Video systems powered by deep learning analytics can now be affordably used for a range of infection risk reduction tasks, including accurate counting of the number of people coming in and out of stores such as retail outlets, banks, and pharmacies, which can provide staff with oversight and control of occupancy in real-time. The same technology can be applied to alert staff and trigger verbal advice and warnings to customers should they fail to adhere to social distancing or when bottlenecks occur in pre-selected zones. For customers waiting in line, dashboards displays positioned at store entrances now offer simple 3-step traffic light systems to automate admission and flow in and out, giving customers not only wait times, but the confidence that when they enter they can shop in a COVID-secure environment. Similar functionality can be used for face mask detection, with automated reminder announcements.
It’s this automated approach that will not only remind customers to be careful, but crucially removes the need to hire additional security officers. It also eliminates the stress often put on retail staff, and can keep them from having to be involved in potential conflict situations for which most are not trained.
These technologies will continue to play a vital role after the COVID-era, as it’s these same AI-driven technologies that turn video data into actionable insight based customer behavior that will help retailers convert browsing into sales. Return on Experience (ROX) is now a key performance indicator for most major retailers. Video tech has a vital role to play in helping revitalize malls and Main Street through improved promotions and store layouts, reduced waiting times at checkouts, changing rooms, and customer returns and pickups desks, as well as helping to better direct and utilize retail staff to offer a more personalized service and enhanced customer experience.
Challenges ahead – but also hope
Yes, the situation is still challenging. By mid-October, the number of bankruptcy filings in the U.S. retail industry was higher this year than in any other since 2010, according to tracking by S&P Global, and more retailers are expected to file for bankruptcy after the holiday season. But the number that do may now be reduced, and those that filed for Chapter 11 bankruptcy (as opposed to Chapter 4) have the opportunity to restructure and re-emerge. Several of them already have.
Clearly, big questions also remain about what lies ahead for the U.S. economy. If more ‘normal’ times return in 2021, does the U.S. really need the $3 trillion to $4 trillion stimulus package the government is considering? And what will happen to inflation and interest rates if there’s a rapid recovery?

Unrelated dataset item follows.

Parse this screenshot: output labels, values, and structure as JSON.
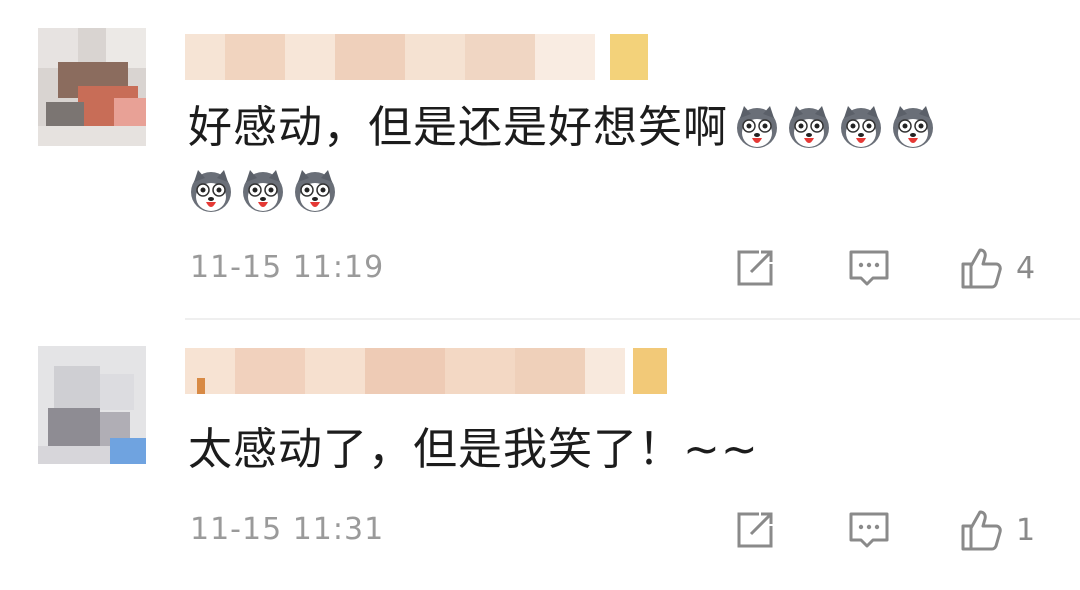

Many uncertainties lie ahead, but those can wait.
For this holiday season at least, it feels as if there’s been a welcome break in the dark skies of 2020 that can be supported by increasingly affordable technology.